= Requirement =
Omit all pictures, then repeat the listing exactly.

= Records for processing =
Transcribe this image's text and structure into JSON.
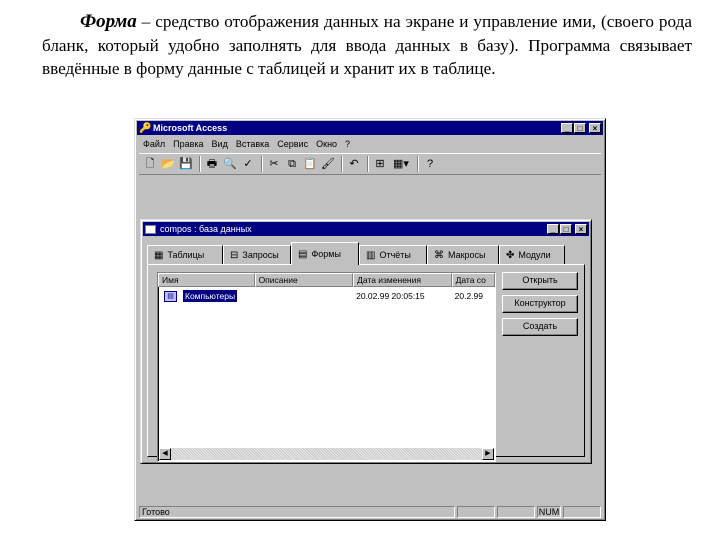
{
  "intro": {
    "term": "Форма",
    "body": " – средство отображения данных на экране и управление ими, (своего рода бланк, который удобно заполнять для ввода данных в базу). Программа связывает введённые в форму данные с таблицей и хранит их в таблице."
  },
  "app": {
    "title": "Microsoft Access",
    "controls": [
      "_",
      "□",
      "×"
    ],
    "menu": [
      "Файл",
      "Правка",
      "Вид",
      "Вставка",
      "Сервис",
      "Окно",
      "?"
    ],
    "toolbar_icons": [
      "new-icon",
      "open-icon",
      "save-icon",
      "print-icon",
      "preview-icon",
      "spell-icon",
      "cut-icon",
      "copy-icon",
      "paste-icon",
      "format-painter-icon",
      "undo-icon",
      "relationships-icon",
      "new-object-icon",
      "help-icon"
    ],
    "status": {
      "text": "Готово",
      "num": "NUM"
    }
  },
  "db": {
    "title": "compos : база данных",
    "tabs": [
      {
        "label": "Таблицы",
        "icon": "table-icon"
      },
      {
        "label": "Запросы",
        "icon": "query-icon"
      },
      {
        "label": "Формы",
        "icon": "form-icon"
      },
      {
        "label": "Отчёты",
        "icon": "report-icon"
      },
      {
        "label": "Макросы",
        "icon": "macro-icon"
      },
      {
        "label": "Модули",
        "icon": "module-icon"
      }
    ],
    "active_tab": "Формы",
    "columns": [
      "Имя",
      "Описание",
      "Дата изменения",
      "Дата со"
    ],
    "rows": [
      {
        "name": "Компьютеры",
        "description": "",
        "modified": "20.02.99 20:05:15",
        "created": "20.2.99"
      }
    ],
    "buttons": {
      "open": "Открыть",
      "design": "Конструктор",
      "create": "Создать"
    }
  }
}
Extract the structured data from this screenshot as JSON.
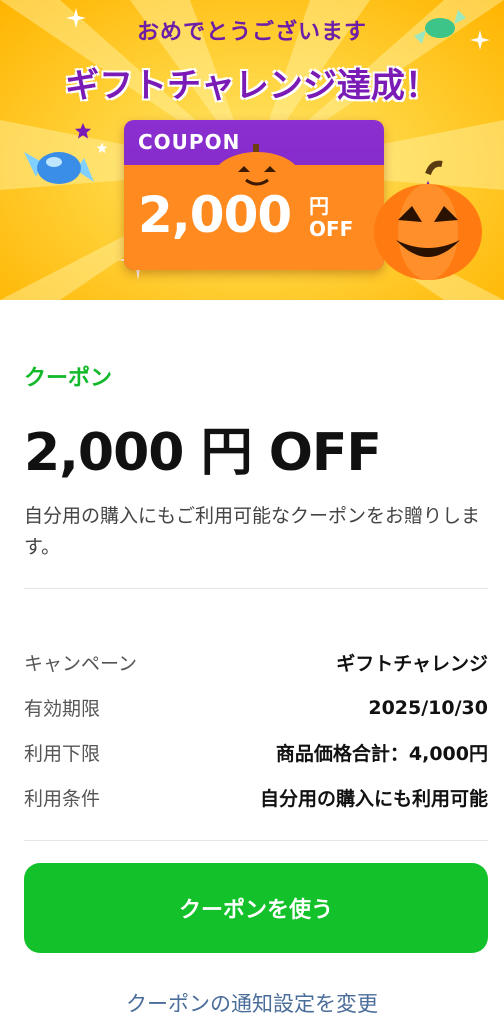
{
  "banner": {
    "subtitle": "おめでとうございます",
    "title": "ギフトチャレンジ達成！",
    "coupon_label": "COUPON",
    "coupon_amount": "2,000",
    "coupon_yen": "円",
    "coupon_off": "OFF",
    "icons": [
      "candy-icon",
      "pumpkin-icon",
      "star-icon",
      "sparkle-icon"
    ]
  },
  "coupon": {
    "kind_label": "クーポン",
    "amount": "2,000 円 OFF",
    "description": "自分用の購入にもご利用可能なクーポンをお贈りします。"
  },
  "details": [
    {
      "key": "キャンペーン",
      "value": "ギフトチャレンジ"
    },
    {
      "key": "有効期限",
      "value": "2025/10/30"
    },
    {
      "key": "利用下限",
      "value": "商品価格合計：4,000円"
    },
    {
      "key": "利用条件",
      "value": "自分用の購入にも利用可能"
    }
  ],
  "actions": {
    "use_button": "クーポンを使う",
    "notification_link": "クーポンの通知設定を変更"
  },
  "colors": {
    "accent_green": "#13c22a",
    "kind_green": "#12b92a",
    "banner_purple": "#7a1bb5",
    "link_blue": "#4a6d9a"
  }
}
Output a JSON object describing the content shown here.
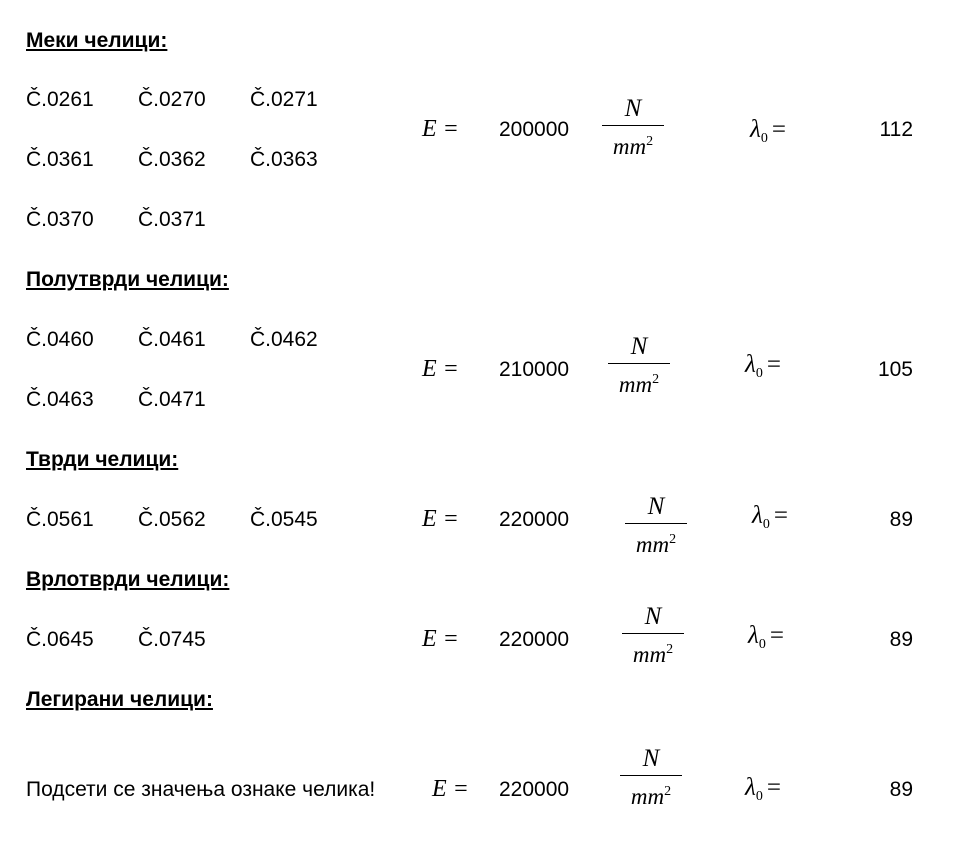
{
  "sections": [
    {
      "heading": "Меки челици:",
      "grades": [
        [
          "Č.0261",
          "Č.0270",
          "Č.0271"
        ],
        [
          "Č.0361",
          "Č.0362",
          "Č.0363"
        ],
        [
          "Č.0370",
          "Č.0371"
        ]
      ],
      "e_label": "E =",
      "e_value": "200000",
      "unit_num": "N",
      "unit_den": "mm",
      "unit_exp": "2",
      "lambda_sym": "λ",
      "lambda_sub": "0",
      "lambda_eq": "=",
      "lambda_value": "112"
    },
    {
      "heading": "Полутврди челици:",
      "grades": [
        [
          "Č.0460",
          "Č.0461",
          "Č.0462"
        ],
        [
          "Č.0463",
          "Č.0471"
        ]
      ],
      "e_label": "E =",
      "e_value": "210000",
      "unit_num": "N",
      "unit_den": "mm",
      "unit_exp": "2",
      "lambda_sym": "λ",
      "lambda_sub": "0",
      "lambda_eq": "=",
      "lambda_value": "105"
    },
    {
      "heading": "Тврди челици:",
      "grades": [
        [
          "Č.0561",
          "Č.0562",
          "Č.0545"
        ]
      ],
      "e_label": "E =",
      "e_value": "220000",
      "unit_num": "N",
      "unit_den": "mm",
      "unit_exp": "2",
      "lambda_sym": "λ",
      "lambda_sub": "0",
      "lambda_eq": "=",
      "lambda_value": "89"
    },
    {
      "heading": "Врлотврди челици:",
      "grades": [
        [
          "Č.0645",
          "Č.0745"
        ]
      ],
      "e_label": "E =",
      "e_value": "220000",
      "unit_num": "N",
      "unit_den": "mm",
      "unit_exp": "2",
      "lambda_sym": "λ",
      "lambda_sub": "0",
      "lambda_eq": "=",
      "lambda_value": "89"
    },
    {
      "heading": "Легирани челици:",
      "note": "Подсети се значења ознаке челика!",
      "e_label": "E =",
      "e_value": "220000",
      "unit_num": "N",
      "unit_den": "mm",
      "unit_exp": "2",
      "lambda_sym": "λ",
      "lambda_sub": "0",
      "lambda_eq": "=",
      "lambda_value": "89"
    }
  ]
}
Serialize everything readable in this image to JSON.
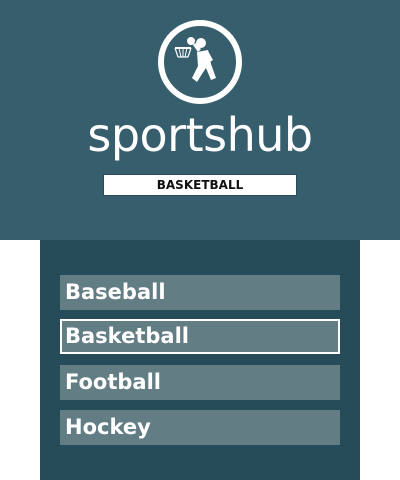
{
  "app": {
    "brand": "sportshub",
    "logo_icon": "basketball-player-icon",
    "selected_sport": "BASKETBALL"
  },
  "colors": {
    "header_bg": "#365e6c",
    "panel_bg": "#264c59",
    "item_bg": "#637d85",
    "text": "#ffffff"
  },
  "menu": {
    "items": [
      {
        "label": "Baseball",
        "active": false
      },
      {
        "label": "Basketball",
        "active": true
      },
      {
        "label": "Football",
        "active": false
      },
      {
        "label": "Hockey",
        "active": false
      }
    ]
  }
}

= Task answer =
Transcribe this image's text and structure into JSON.
{
  "intro": {
    "term": "Форма",
    "body": " – средство отображения данных на экране и управление ими, (своего рода бланк, который удобно заполнять для ввода данных в базу). Программа связывает введённые в форму данные с таблицей и хранит их в таблице."
  },
  "app": {
    "title": "Microsoft Access",
    "controls": [
      "_",
      "□",
      "×"
    ],
    "menu": [
      "Файл",
      "Правка",
      "Вид",
      "Вставка",
      "Сервис",
      "Окно",
      "?"
    ],
    "toolbar_icons": [
      "new-icon",
      "open-icon",
      "save-icon",
      "print-icon",
      "preview-icon",
      "spell-icon",
      "cut-icon",
      "copy-icon",
      "paste-icon",
      "format-painter-icon",
      "undo-icon",
      "relationships-icon",
      "new-object-icon",
      "help-icon"
    ],
    "status": {
      "text": "Готово",
      "num": "NUM"
    }
  },
  "db": {
    "title": "compos : база данных",
    "tabs": [
      {
        "label": "Таблицы",
        "icon": "table-icon"
      },
      {
        "label": "Запросы",
        "icon": "query-icon"
      },
      {
        "label": "Формы",
        "icon": "form-icon"
      },
      {
        "label": "Отчёты",
        "icon": "report-icon"
      },
      {
        "label": "Макросы",
        "icon": "macro-icon"
      },
      {
        "label": "Модули",
        "icon": "module-icon"
      }
    ],
    "active_tab": "Формы",
    "columns": [
      "Имя",
      "Описание",
      "Дата изменения",
      "Дата со"
    ],
    "rows": [
      {
        "name": "Компьютеры",
        "description": "",
        "modified": "20.02.99 20:05:15",
        "created": "20.2.99"
      }
    ],
    "buttons": {
      "open": "Открыть",
      "design": "Конструктор",
      "create": "Создать"
    }
  }
}
Extract the structured data from this screenshot as JSON.
{
  "banner": {
    "subtitle": "おめでとうございます",
    "title": "ギフトチャレンジ達成！",
    "coupon_label": "COUPON",
    "coupon_amount": "2,000",
    "coupon_yen": "円",
    "coupon_off": "OFF",
    "icons": [
      "candy-icon",
      "pumpkin-icon",
      "star-icon",
      "sparkle-icon"
    ]
  },
  "coupon": {
    "kind_label": "クーポン",
    "amount": "2,000 円 OFF",
    "description": "自分用の購入にもご利用可能なクーポンをお贈りします。"
  },
  "details": [
    {
      "key": "キャンペーン",
      "value": "ギフトチャレンジ"
    },
    {
      "key": "有効期限",
      "value": "2025/10/30"
    },
    {
      "key": "利用下限",
      "value": "商品価格合計：4,000円"
    },
    {
      "key": "利用条件",
      "value": "自分用の購入にも利用可能"
    }
  ],
  "actions": {
    "use_button": "クーポンを使う",
    "notification_link": "クーポンの通知設定を変更"
  },
  "colors": {
    "accent_green": "#13c22a",
    "kind_green": "#12b92a",
    "banner_purple": "#7a1bb5",
    "link_blue": "#4a6d9a"
  }
}
Output a JSON object describing the content shown here.
{
  "sections": [
    {
      "heading": "Меки челици:",
      "grades": [
        [
          "Č.0261",
          "Č.0270",
          "Č.0271"
        ],
        [
          "Č.0361",
          "Č.0362",
          "Č.0363"
        ],
        [
          "Č.0370",
          "Č.0371"
        ]
      ],
      "e_label": "E =",
      "e_value": "200000",
      "unit_num": "N",
      "unit_den": "mm",
      "unit_exp": "2",
      "lambda_sym": "λ",
      "lambda_sub": "0",
      "lambda_eq": "=",
      "lambda_value": "112"
    },
    {
      "heading": "Полутврди челици:",
      "grades": [
        [
          "Č.0460",
          "Č.0461",
          "Č.0462"
        ],
        [
          "Č.0463",
          "Č.0471"
        ]
      ],
      "e_label": "E =",
      "e_value": "210000",
      "unit_num": "N",
      "unit_den": "mm",
      "unit_exp": "2",
      "lambda_sym": "λ",
      "lambda_sub": "0",
      "lambda_eq": "=",
      "lambda_value": "105"
    },
    {
      "heading": "Тврди челици:",
      "grades": [
        [
          "Č.0561",
          "Č.0562",
          "Č.0545"
        ]
      ],
      "e_label": "E =",
      "e_value": "220000",
      "unit_num": "N",
      "unit_den": "mm",
      "unit_exp": "2",
      "lambda_sym": "λ",
      "lambda_sub": "0",
      "lambda_eq": "=",
      "lambda_value": "89"
    },
    {
      "heading": "Врлотврди челици:",
      "grades": [
        [
          "Č.0645",
          "Č.0745"
        ]
      ],
      "e_label": "E =",
      "e_value": "220000",
      "unit_num": "N",
      "unit_den": "mm",
      "unit_exp": "2",
      "lambda_sym": "λ",
      "lambda_sub": "0",
      "lambda_eq": "=",
      "lambda_value": "89"
    },
    {
      "heading": "Легирани челици:",
      "note": "Подсети се значења ознаке челика!",
      "e_label": "E =",
      "e_value": "220000",
      "unit_num": "N",
      "unit_den": "mm",
      "unit_exp": "2",
      "lambda_sym": "λ",
      "lambda_sub": "0",
      "lambda_eq": "=",
      "lambda_value": "89"
    }
  ]
}
Serialize everything readable in this image to JSON.
{
  "app": {
    "brand": "sportshub",
    "logo_icon": "basketball-player-icon",
    "selected_sport": "BASKETBALL"
  },
  "colors": {
    "header_bg": "#365e6c",
    "panel_bg": "#264c59",
    "item_bg": "#637d85",
    "text": "#ffffff"
  },
  "menu": {
    "items": [
      {
        "label": "Baseball",
        "active": false
      },
      {
        "label": "Basketball",
        "active": true
      },
      {
        "label": "Football",
        "active": false
      },
      {
        "label": "Hockey",
        "active": false
      }
    ]
  }
}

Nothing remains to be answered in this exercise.